The landmark HSBC bank on the high street was bought over by digital marketing agency Netinspire and insolvency practitioner Dunion & Co. The 1920s period property was fully refurbished, while retaining the building's original exterior, to house Netinspire and Dunion & Co's modern offices.[29][30] In 2020, the building was purchased by Gateway Psychology, a private psychological service for children, young people and families. Gateway Psychology are based on The Boulevard pedestrian walkway, adjacent to the old bank. The psychology service has undertaken an extensive renovation project, reusing and renovating as many original features as possible (like the original parquet blocks discovered under the carpeting). The old bank is currently used as office and therapy space for staff and clients, with a doorway to connect the bank to the therapeutic facility next door.

Famous residents[edit]

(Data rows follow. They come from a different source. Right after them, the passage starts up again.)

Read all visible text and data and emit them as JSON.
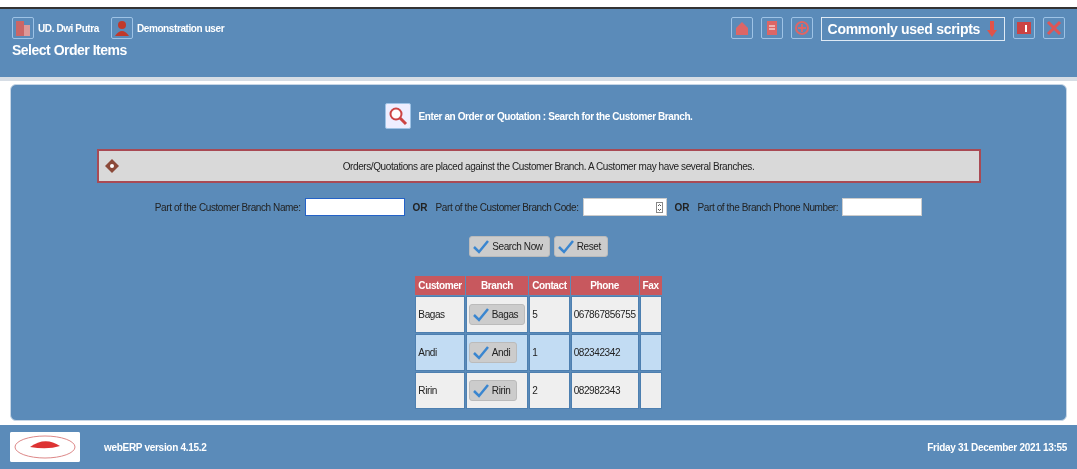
{
  "header": {
    "company": "UD. Dwi Putra",
    "user": "Demonstration user",
    "title": "Select Order Items",
    "scripts_menu": "Commonly used scripts"
  },
  "search": {
    "heading": "Enter an Order or Quotation : Search for the Customer Branch.",
    "info": "Orders/Quotations are placed against the Customer Branch. A Customer may have several Branches.",
    "fields": [
      {
        "label": "Part of the Customer Branch Name:",
        "focused": true
      },
      {
        "separator": "OR",
        "label": "Part of the Customer Branch Code:",
        "focused": false,
        "spinner": true
      },
      {
        "separator": "OR",
        "label": "Part of the Branch Phone Number:",
        "focused": false
      }
    ],
    "buttons": [
      "Search Now",
      "Reset"
    ]
  },
  "table": {
    "columns": [
      "Customer",
      "Branch",
      "Contact",
      "Phone",
      "Fax"
    ],
    "rows": [
      {
        "customer": "Bagas",
        "branch": "Bagas",
        "contact": "5",
        "phone": "067867856755"
      },
      {
        "customer": "Andi",
        "branch": "Andi",
        "contact": "1",
        "phone": "082342342"
      },
      {
        "customer": "Ririn",
        "branch": "Ririn",
        "contact": "2",
        "phone": "082982343"
      }
    ]
  },
  "footer": {
    "version": "webERP version 4.15.2",
    "datetime": "Friday 31 December 2021 13:55"
  }
}
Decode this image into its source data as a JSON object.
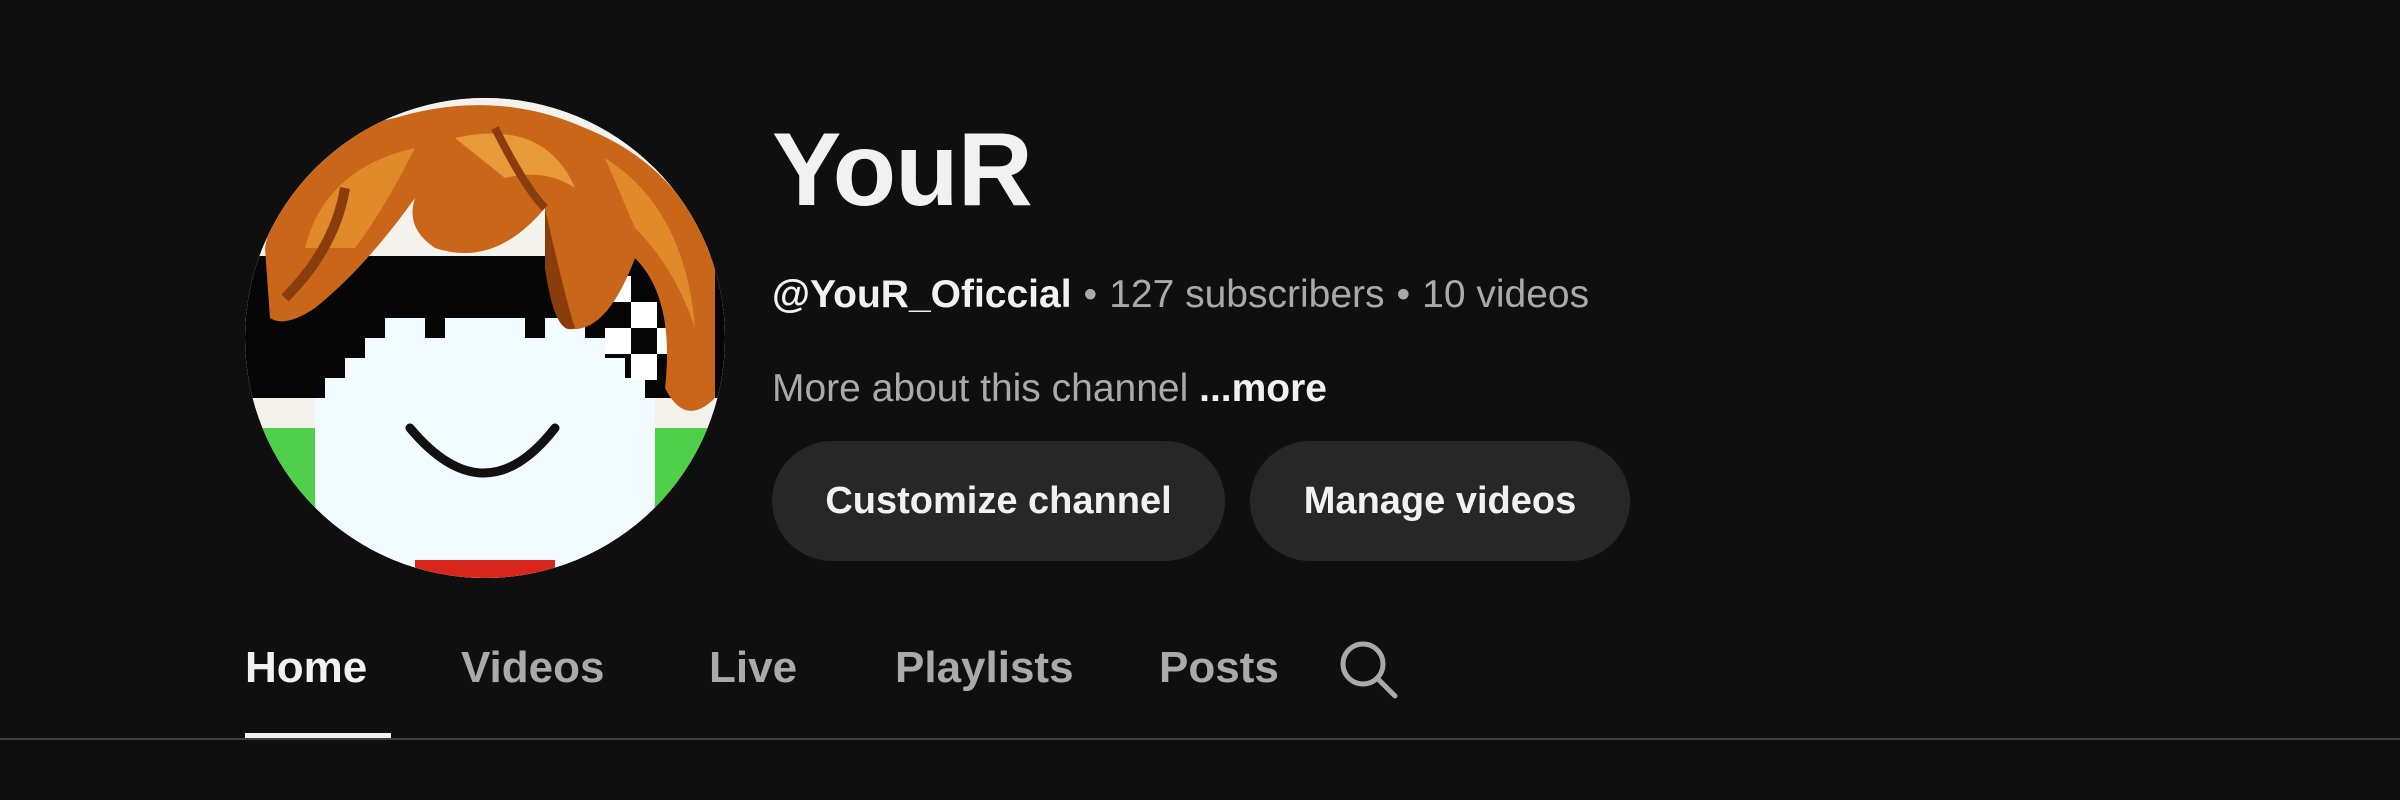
{
  "channel": {
    "name": "YouR",
    "handle": "@YouR_Oficcial",
    "separator": "•",
    "subscribers": "127 subscribers",
    "videos": "10 videos",
    "description": "More about this channel",
    "more_label": "...more"
  },
  "actions": {
    "customize_label": "Customize channel",
    "manage_label": "Manage videos"
  },
  "tabs": [
    {
      "label": "Home",
      "active": true
    },
    {
      "label": "Videos",
      "active": false
    },
    {
      "label": "Live",
      "active": false
    },
    {
      "label": "Playlists",
      "active": false
    },
    {
      "label": "Posts",
      "active": false
    }
  ],
  "icons": {
    "search": "search-icon",
    "avatar": "avatar-image"
  },
  "colors": {
    "background": "#0f0f0f",
    "text_primary": "#f1f1f1",
    "text_secondary": "#aaaaaa",
    "button_bg": "#272727",
    "divider": "#3f3f3f"
  }
}
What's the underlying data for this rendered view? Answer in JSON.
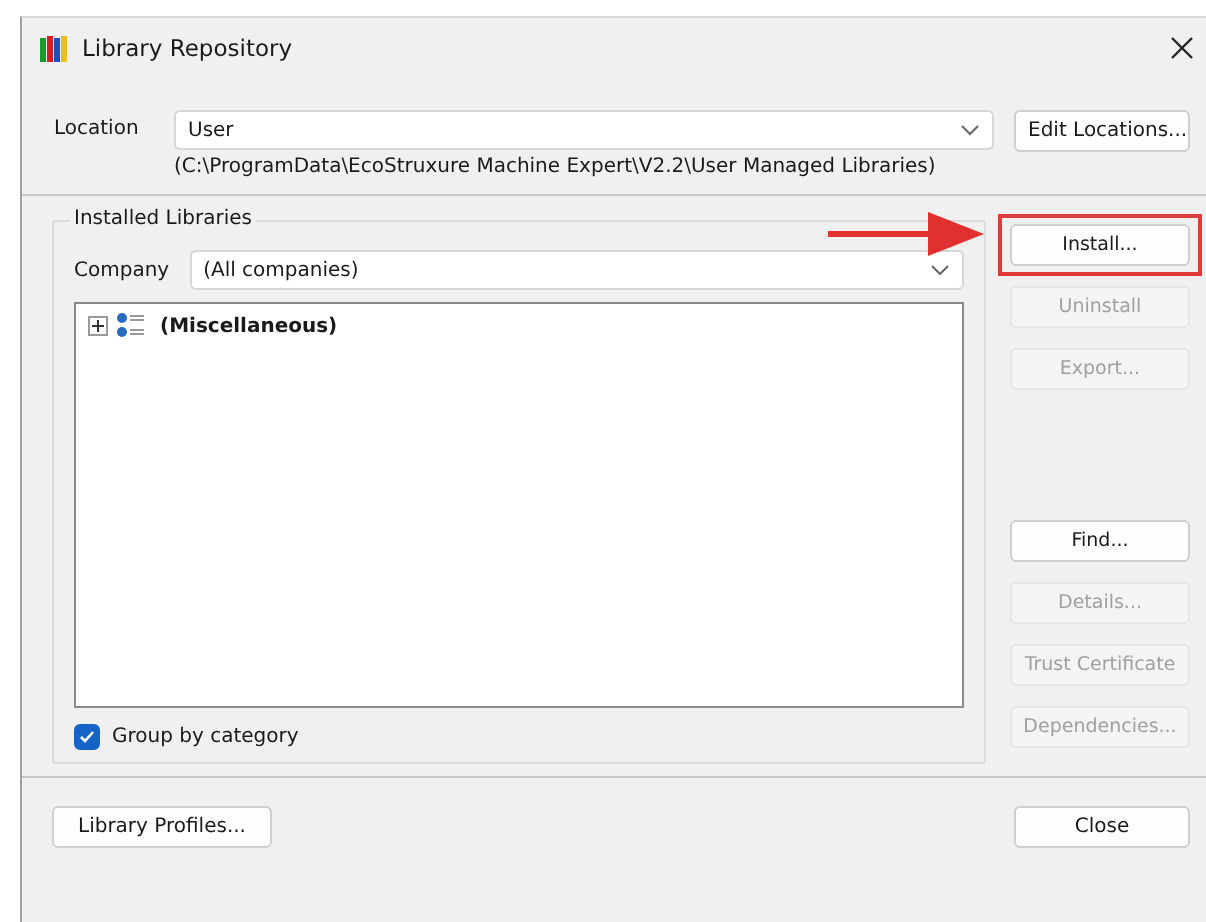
{
  "window": {
    "title": "Library Repository"
  },
  "location": {
    "label": "Location",
    "value": "User",
    "path": "(C:\\ProgramData\\EcoStruxure Machine Expert\\V2.2\\User Managed Libraries)",
    "button": "Edit Locations..."
  },
  "installed_libraries": {
    "title": "Installed Libraries",
    "company_label": "Company",
    "company_value": "(All companies)",
    "tree": [
      {
        "label": "(Miscellaneous)",
        "expanded": false
      }
    ],
    "group_by_category": {
      "label": "Group by category",
      "checked": true
    }
  },
  "side_buttons_top": [
    {
      "label": "Install...",
      "disabled": false,
      "highlighted": true
    },
    {
      "label": "Uninstall",
      "disabled": true,
      "highlighted": false
    },
    {
      "label": "Export...",
      "disabled": true,
      "highlighted": false
    }
  ],
  "side_buttons_bottom": [
    {
      "label": "Find...",
      "disabled": false,
      "highlighted": false
    },
    {
      "label": "Details...",
      "disabled": true,
      "highlighted": false
    },
    {
      "label": "Trust Certificate",
      "disabled": true,
      "highlighted": false
    },
    {
      "label": "Dependencies...",
      "disabled": true,
      "highlighted": false
    }
  ],
  "footer_buttons": [
    "Library Profiles...",
    "Close"
  ]
}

  1. ^ "Tunstall (Ward, United Kingdom) - Population Statistics, Charts, Map and Location". citypopulation.de. Retrieved 4 May 2024.
  2. ^ Domesday Book entry for Thursfield
  3. ^ Tunstall – Manors
  4. ^ Tunstall – Economic History
  5. ^ Stoke City Council Conservation Areas
  6. ^ Tunstall – Local Government
  7. ^ Zeppelin LZ 61
  8. ^ L21's final flight
  9. ^ ISBN 978-0-7153-4237-4 J. Aikin, The Country around Manchester (1795)
  10. ^ Tunstall – Pottery
  11. ^ Charles Shaw's Autobiography
  12. ^ "Pubs symbolised town's reliance on the railway". The Sentinel. Local World. 8 December 2008. Retrieved 23 February 2014.
  13. ^ "Tunstall, England". weatherbase.com. Retrieved 23 February 2014.
  14. ^ "Tunstall, England". weatherbase.com. Retrieved 23 February 2014.
  15. ^ Tunstall prepares for one of Britain's tallest artworks Archived 29 October 2013 at the Wayback Machine
  16. ^ "North Staffordshire Coalfield – Potential World Heritage Site". The Phoenix Trust. July 2010. Retrieved 26 December 2011.
  17. ^ Dransfield Properties Ltd – Alexandra Park, Tunstall, Stoke on Trent
  18. ^ Arnold Bennett's Tunstall
  19. ^ Tunstall's Listed Buildings
  20. ^ Stoke-on-Trent City Council Conservation Areas
  21. ^ Parks And Gardens UK – Tunstall/Victoria Park History
  22. ^ Tunstall Victoria Park Trust
  23. ^ The Golden Torch Archived 5 September 2015 at the Wayback Machine
  24. ^ Tunstall – Social History
  25. ^ Create Stoke Interview with Rosemary Barnett, head of The Frink School of Figurative Sculpture Archived 13 November 2013 at the Wayback Machine
  26. ^ a b c "Alexandra Park, Tunstall, Stoke on Trent". Dransfield. Retrieved 10 March 2014.
  27. ^ "New Iceland store prepares for opening at Tunstall's Alexandra Park". Dransfield. 1 March 2014. Retrieved 10 March 2014.
  28. ^ "Supermarket giant Morrisons scraps plans to open new Tunstall store". The Sentinel. Local World. 1 February 2014. Retrieved 10 March 2014.
  29. ^ "Companies return to the high street after investing in former HSBC building in Tunstall". The Sentinel. 12 February 2014. Retrieved 18 November 2014.
  30. ^ "New office now open". 9 September 2013. Retrieved 19 November 2014.
  31. ^ Susie Cooper
  32. ^ Beetles, Chris (3 August 1993). "Obituary: Muriel Pemberton". The Independent. Retrieved 15 July 2014.
  33. ^ "Robbie Williams..... This is your life!". BBC. October 2005. Retrieved 23 February 2014.

External links[edit]